◆ **Task description**
Find the lines below that contain "JSON" and tally them. Return only the total.

================

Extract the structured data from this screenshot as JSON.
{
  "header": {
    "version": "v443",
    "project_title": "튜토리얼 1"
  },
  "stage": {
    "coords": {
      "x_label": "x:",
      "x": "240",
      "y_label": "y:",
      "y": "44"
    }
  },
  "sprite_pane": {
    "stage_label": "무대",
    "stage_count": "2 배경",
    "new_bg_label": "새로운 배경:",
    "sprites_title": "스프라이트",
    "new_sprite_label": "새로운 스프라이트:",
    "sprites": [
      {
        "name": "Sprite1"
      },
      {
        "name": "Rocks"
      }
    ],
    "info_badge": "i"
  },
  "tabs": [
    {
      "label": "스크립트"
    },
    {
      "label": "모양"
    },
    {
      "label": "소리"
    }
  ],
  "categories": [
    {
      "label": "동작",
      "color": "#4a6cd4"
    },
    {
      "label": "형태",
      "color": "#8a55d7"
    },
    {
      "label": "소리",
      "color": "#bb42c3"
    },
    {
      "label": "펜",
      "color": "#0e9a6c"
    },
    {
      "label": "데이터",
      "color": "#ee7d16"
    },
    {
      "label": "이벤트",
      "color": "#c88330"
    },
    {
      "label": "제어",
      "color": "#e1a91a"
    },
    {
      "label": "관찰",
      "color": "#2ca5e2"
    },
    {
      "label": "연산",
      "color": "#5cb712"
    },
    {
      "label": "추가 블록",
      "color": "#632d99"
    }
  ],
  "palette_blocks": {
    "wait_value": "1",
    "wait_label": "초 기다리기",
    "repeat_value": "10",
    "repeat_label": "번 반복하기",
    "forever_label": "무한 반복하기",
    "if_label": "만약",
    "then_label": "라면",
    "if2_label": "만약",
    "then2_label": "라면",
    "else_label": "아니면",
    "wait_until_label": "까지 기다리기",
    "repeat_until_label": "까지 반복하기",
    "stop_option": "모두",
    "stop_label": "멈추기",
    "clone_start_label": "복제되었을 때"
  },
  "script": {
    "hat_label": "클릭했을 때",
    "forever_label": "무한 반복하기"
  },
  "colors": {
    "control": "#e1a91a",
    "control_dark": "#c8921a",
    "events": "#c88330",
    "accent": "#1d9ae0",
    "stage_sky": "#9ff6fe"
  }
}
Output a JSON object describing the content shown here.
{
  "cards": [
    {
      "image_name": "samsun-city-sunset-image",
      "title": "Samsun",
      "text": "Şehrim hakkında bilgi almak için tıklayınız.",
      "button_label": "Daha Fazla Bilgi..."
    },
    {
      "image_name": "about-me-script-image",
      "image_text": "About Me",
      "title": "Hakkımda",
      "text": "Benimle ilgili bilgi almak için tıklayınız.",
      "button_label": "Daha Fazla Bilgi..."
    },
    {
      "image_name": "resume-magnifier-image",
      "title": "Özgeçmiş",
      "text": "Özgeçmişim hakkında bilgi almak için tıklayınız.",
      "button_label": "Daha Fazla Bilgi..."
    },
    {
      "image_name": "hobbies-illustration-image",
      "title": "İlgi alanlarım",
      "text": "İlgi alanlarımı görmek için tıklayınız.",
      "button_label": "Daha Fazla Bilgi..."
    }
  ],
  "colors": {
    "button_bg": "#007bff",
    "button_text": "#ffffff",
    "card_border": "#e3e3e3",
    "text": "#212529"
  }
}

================

◆ **Expected answer**
2